EXERCISE INPUT:
+++
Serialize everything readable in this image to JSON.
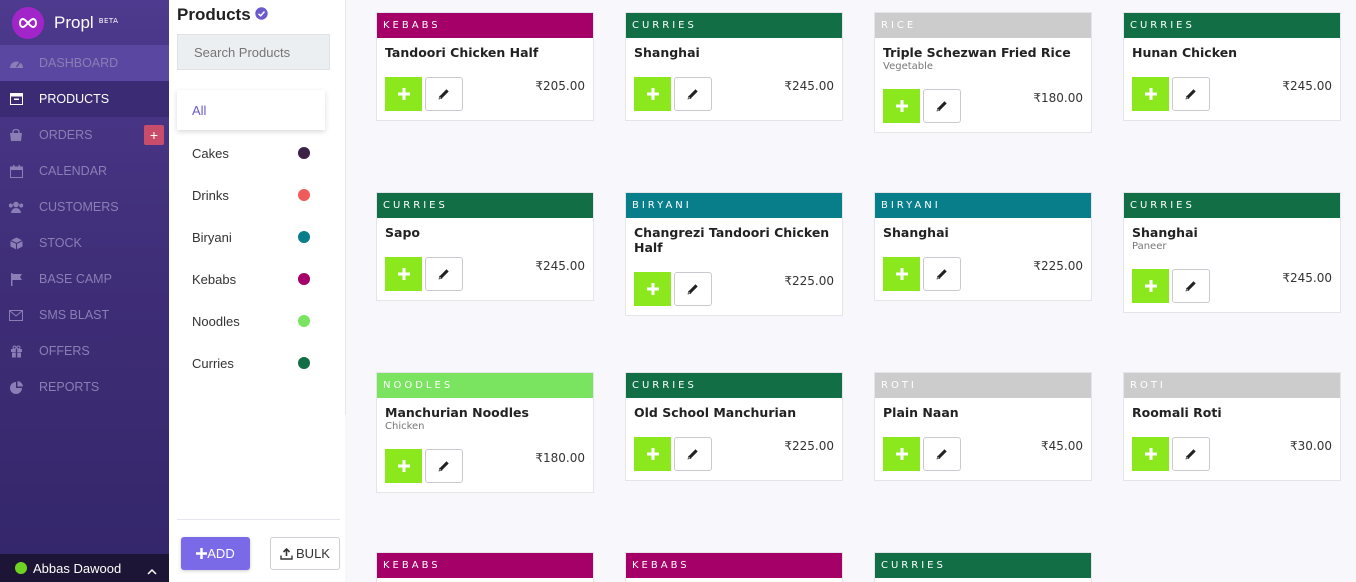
{
  "brand": {
    "name": "Propl",
    "badge": "BETA"
  },
  "nav": [
    {
      "label": "DASHBOARD",
      "icon": "dashboard-icon",
      "state": "hovered"
    },
    {
      "label": "PRODUCTS",
      "icon": "products-icon",
      "state": "active"
    },
    {
      "label": "ORDERS",
      "icon": "orders-icon",
      "state": "",
      "plus": "+"
    },
    {
      "label": "CALENDAR",
      "icon": "calendar-icon",
      "state": ""
    },
    {
      "label": "CUSTOMERS",
      "icon": "customers-icon",
      "state": ""
    },
    {
      "label": "STOCK",
      "icon": "stock-icon",
      "state": ""
    },
    {
      "label": "BASE CAMP",
      "icon": "flag-icon",
      "state": ""
    },
    {
      "label": "SMS BLAST",
      "icon": "envelope-icon",
      "state": ""
    },
    {
      "label": "OFFERS",
      "icon": "gift-icon",
      "state": ""
    },
    {
      "label": "REPORTS",
      "icon": "pie-chart-icon",
      "state": ""
    }
  ],
  "user": {
    "name": "Abbas Dawood",
    "status_color": "#6ed421"
  },
  "products_panel": {
    "title": "Products",
    "search_placeholder": "Search Products",
    "categories": [
      {
        "label": "All",
        "active": true,
        "color": ""
      },
      {
        "label": "Cakes",
        "color": "#3e2147"
      },
      {
        "label": "Drinks",
        "color": "#ef5b5b"
      },
      {
        "label": "Biryani",
        "color": "#087e8b"
      },
      {
        "label": "Kebabs",
        "color": "#a50068"
      },
      {
        "label": "Noodles",
        "color": "#7ae35f"
      },
      {
        "label": "Curries",
        "color": "#116e45"
      }
    ],
    "add_label": "ADD",
    "bulk_label": "BULK"
  },
  "tag_colors": {
    "KEBABS": "#a50068",
    "CURRIES": "#116e45",
    "RICE": "#cccccc",
    "BIRYANI": "#087e8b",
    "NOODLES": "#7ae35f",
    "ROTI": "#cccccc"
  },
  "products": [
    {
      "tag": "KEBABS",
      "name": "Tandoori Chicken Half",
      "sub": "",
      "price": "₹205.00"
    },
    {
      "tag": "CURRIES",
      "name": "Shanghai",
      "sub": "",
      "price": "₹245.00"
    },
    {
      "tag": "RICE",
      "name": "Triple Schezwan Fried Rice",
      "sub": "Vegetable",
      "price": "₹180.00"
    },
    {
      "tag": "CURRIES",
      "name": "Hunan Chicken",
      "sub": "",
      "price": "₹245.00"
    },
    {
      "tag": "CURRIES",
      "name": "Sapo",
      "sub": "",
      "price": "₹245.00"
    },
    {
      "tag": "BIRYANI",
      "name": "Changrezi Tandoori Chicken Half",
      "sub": "",
      "price": "₹225.00"
    },
    {
      "tag": "BIRYANI",
      "name": "Shanghai",
      "sub": "",
      "price": "₹225.00"
    },
    {
      "tag": "CURRIES",
      "name": "Shanghai",
      "sub": "Paneer",
      "price": "₹245.00"
    },
    {
      "tag": "NOODLES",
      "name": "Manchurian Noodles",
      "sub": "Chicken",
      "price": "₹180.00"
    },
    {
      "tag": "CURRIES",
      "name": "Old School Manchurian",
      "sub": "",
      "price": "₹225.00"
    },
    {
      "tag": "ROTI",
      "name": "Plain Naan",
      "sub": "",
      "price": "₹45.00"
    },
    {
      "tag": "ROTI",
      "name": "Roomali Roti",
      "sub": "",
      "price": "₹30.00"
    },
    {
      "tag": "KEBABS",
      "name": "",
      "sub": "",
      "price": ""
    },
    {
      "tag": "KEBABS",
      "name": "",
      "sub": "",
      "price": ""
    },
    {
      "tag": "CURRIES",
      "name": "",
      "sub": "",
      "price": ""
    }
  ]
}
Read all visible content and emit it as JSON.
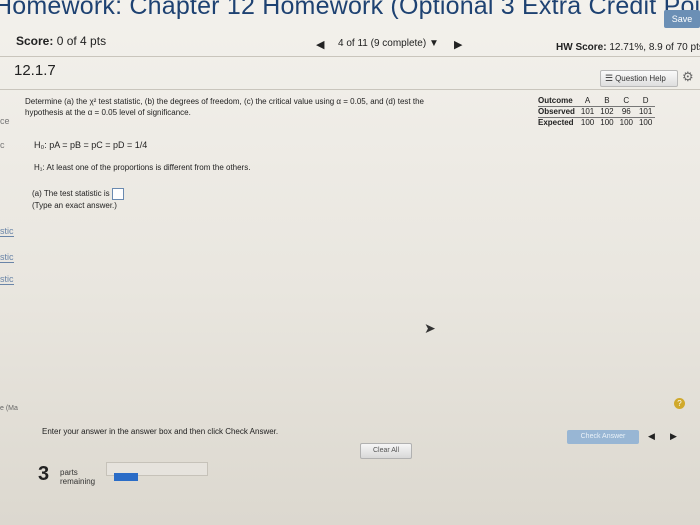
{
  "header": {
    "title": "Homework: Chapter 12 Homework (Optional 3 Extra Credit Point",
    "save_label": "Save"
  },
  "score_bar": {
    "score_label": "Score:",
    "score_value": "0 of 4 pts",
    "pager": "4 of 11 (9 complete) ▼",
    "hw_label": "HW Score:",
    "hw_value": "12.71%, 8.9 of 70 pts"
  },
  "question": {
    "number": "12.1.7",
    "help_label": "Question Help",
    "prompt_line1": "Determine (a) the χ² test statistic, (b) the degrees of freedom, (c) the critical value using α = 0.05, and (d) test the",
    "prompt_line2": "hypothesis at the α = 0.05 level of significance.",
    "h0": "H₀: pA = pB = pC = pD = 1/4",
    "h1": "H₁: At least one of the proportions is different from the others.",
    "part_a_line1": "(a) The test statistic is",
    "part_a_line2": "(Type an exact answer.)"
  },
  "table": {
    "header": [
      "Outcome",
      "A",
      "B",
      "C",
      "D"
    ],
    "rows": [
      [
        "Observed",
        "101",
        "102",
        "96",
        "101"
      ],
      [
        "Expected",
        "100",
        "100",
        "100",
        "100"
      ]
    ]
  },
  "footer": {
    "instructions": "Enter your answer in the answer box and then click Check Answer.",
    "clear_label": "Clear All",
    "check_label": "Check Answer",
    "parts_count": "3",
    "parts_text_1": "parts",
    "parts_text_2": "remaining",
    "help_glyph": "?"
  },
  "sidebar_fragments": [
    "ce",
    "c",
    "",
    "stic",
    "stic",
    "stic",
    "e (Ma"
  ],
  "colors": {
    "title": "#1e4272",
    "accent": "#2a6cc7",
    "check_button": "#98b6d4",
    "help_circle": "#d0a92c"
  },
  "icons": {
    "help": "list-icon",
    "settings": "gear-icon",
    "prev": "triangle-left-icon",
    "next": "triangle-right-icon",
    "pointer": "cursor-icon"
  }
}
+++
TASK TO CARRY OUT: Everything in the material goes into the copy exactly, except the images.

SOLUTION BELOW:
Serialize everything readable in this image to JSON.
{
  "brand": {
    "name": "Propl",
    "badge": "BETA"
  },
  "nav": [
    {
      "label": "DASHBOARD",
      "icon": "dashboard-icon",
      "state": "hovered"
    },
    {
      "label": "PRODUCTS",
      "icon": "products-icon",
      "state": "active"
    },
    {
      "label": "ORDERS",
      "icon": "orders-icon",
      "state": "",
      "plus": "+"
    },
    {
      "label": "CALENDAR",
      "icon": "calendar-icon",
      "state": ""
    },
    {
      "label": "CUSTOMERS",
      "icon": "customers-icon",
      "state": ""
    },
    {
      "label": "STOCK",
      "icon": "stock-icon",
      "state": ""
    },
    {
      "label": "BASE CAMP",
      "icon": "flag-icon",
      "state": ""
    },
    {
      "label": "SMS BLAST",
      "icon": "envelope-icon",
      "state": ""
    },
    {
      "label": "OFFERS",
      "icon": "gift-icon",
      "state": ""
    },
    {
      "label": "REPORTS",
      "icon": "pie-chart-icon",
      "state": ""
    }
  ],
  "user": {
    "name": "Abbas Dawood",
    "status_color": "#6ed421"
  },
  "products_panel": {
    "title": "Products",
    "search_placeholder": "Search Products",
    "categories": [
      {
        "label": "All",
        "active": true,
        "color": ""
      },
      {
        "label": "Cakes",
        "color": "#3e2147"
      },
      {
        "label": "Drinks",
        "color": "#ef5b5b"
      },
      {
        "label": "Biryani",
        "color": "#087e8b"
      },
      {
        "label": "Kebabs",
        "color": "#a50068"
      },
      {
        "label": "Noodles",
        "color": "#7ae35f"
      },
      {
        "label": "Curries",
        "color": "#116e45"
      }
    ],
    "add_label": "ADD",
    "bulk_label": "BULK"
  },
  "tag_colors": {
    "KEBABS": "#a50068",
    "CURRIES": "#116e45",
    "RICE": "#cccccc",
    "BIRYANI": "#087e8b",
    "NOODLES": "#7ae35f",
    "ROTI": "#cccccc"
  },
  "products": [
    {
      "tag": "KEBABS",
      "name": "Tandoori Chicken Half",
      "sub": "",
      "price": "₹205.00"
    },
    {
      "tag": "CURRIES",
      "name": "Shanghai",
      "sub": "",
      "price": "₹245.00"
    },
    {
      "tag": "RICE",
      "name": "Triple Schezwan Fried Rice",
      "sub": "Vegetable",
      "price": "₹180.00"
    },
    {
      "tag": "CURRIES",
      "name": "Hunan Chicken",
      "sub": "",
      "price": "₹245.00"
    },
    {
      "tag": "CURRIES",
      "name": "Sapo",
      "sub": "",
      "price": "₹245.00"
    },
    {
      "tag": "BIRYANI",
      "name": "Changrezi Tandoori Chicken Half",
      "sub": "",
      "price": "₹225.00"
    },
    {
      "tag": "BIRYANI",
      "name": "Shanghai",
      "sub": "",
      "price": "₹225.00"
    },
    {
      "tag": "CURRIES",
      "name": "Shanghai",
      "sub": "Paneer",
      "price": "₹245.00"
    },
    {
      "tag": "NOODLES",
      "name": "Manchurian Noodles",
      "sub": "Chicken",
      "price": "₹180.00"
    },
    {
      "tag": "CURRIES",
      "name": "Old School Manchurian",
      "sub": "",
      "price": "₹225.00"
    },
    {
      "tag": "ROTI",
      "name": "Plain Naan",
      "sub": "",
      "price": "₹45.00"
    },
    {
      "tag": "ROTI",
      "name": "Roomali Roti",
      "sub": "",
      "price": "₹30.00"
    },
    {
      "tag": "KEBABS",
      "name": "",
      "sub": "",
      "price": ""
    },
    {
      "tag": "KEBABS",
      "name": "",
      "sub": "",
      "price": ""
    },
    {
      "tag": "CURRIES",
      "name": "",
      "sub": "",
      "price": ""
    }
  ]
}
Read all visible content and emit it as JSON.
{
  "header": {
    "title": "Homework: Chapter 12 Homework (Optional 3 Extra Credit Point",
    "save_label": "Save"
  },
  "score_bar": {
    "score_label": "Score:",
    "score_value": "0 of 4 pts",
    "pager": "4 of 11 (9 complete) ▼",
    "hw_label": "HW Score:",
    "hw_value": "12.71%, 8.9 of 70 pts"
  },
  "question": {
    "number": "12.1.7",
    "help_label": "Question Help",
    "prompt_line1": "Determine (a) the χ² test statistic, (b) the degrees of freedom, (c) the critical value using α = 0.05, and (d) test the",
    "prompt_line2": "hypothesis at the α = 0.05 level of significance.",
    "h0": "H₀: pA = pB = pC = pD = 1/4",
    "h1": "H₁: At least one of the proportions is different from the others.",
    "part_a_line1": "(a) The test statistic is",
    "part_a_line2": "(Type an exact answer.)"
  },
  "table": {
    "header": [
      "Outcome",
      "A",
      "B",
      "C",
      "D"
    ],
    "rows": [
      [
        "Observed",
        "101",
        "102",
        "96",
        "101"
      ],
      [
        "Expected",
        "100",
        "100",
        "100",
        "100"
      ]
    ]
  },
  "footer": {
    "instructions": "Enter your answer in the answer box and then click Check Answer.",
    "clear_label": "Clear All",
    "check_label": "Check Answer",
    "parts_count": "3",
    "parts_text_1": "parts",
    "parts_text_2": "remaining",
    "help_glyph": "?"
  },
  "sidebar_fragments": [
    "ce",
    "c",
    "",
    "stic",
    "stic",
    "stic",
    "e (Ma"
  ],
  "colors": {
    "title": "#1e4272",
    "accent": "#2a6cc7",
    "check_button": "#98b6d4",
    "help_circle": "#d0a92c"
  },
  "icons": {
    "help": "list-icon",
    "settings": "gear-icon",
    "prev": "triangle-left-icon",
    "next": "triangle-right-icon",
    "pointer": "cursor-icon"
  }
}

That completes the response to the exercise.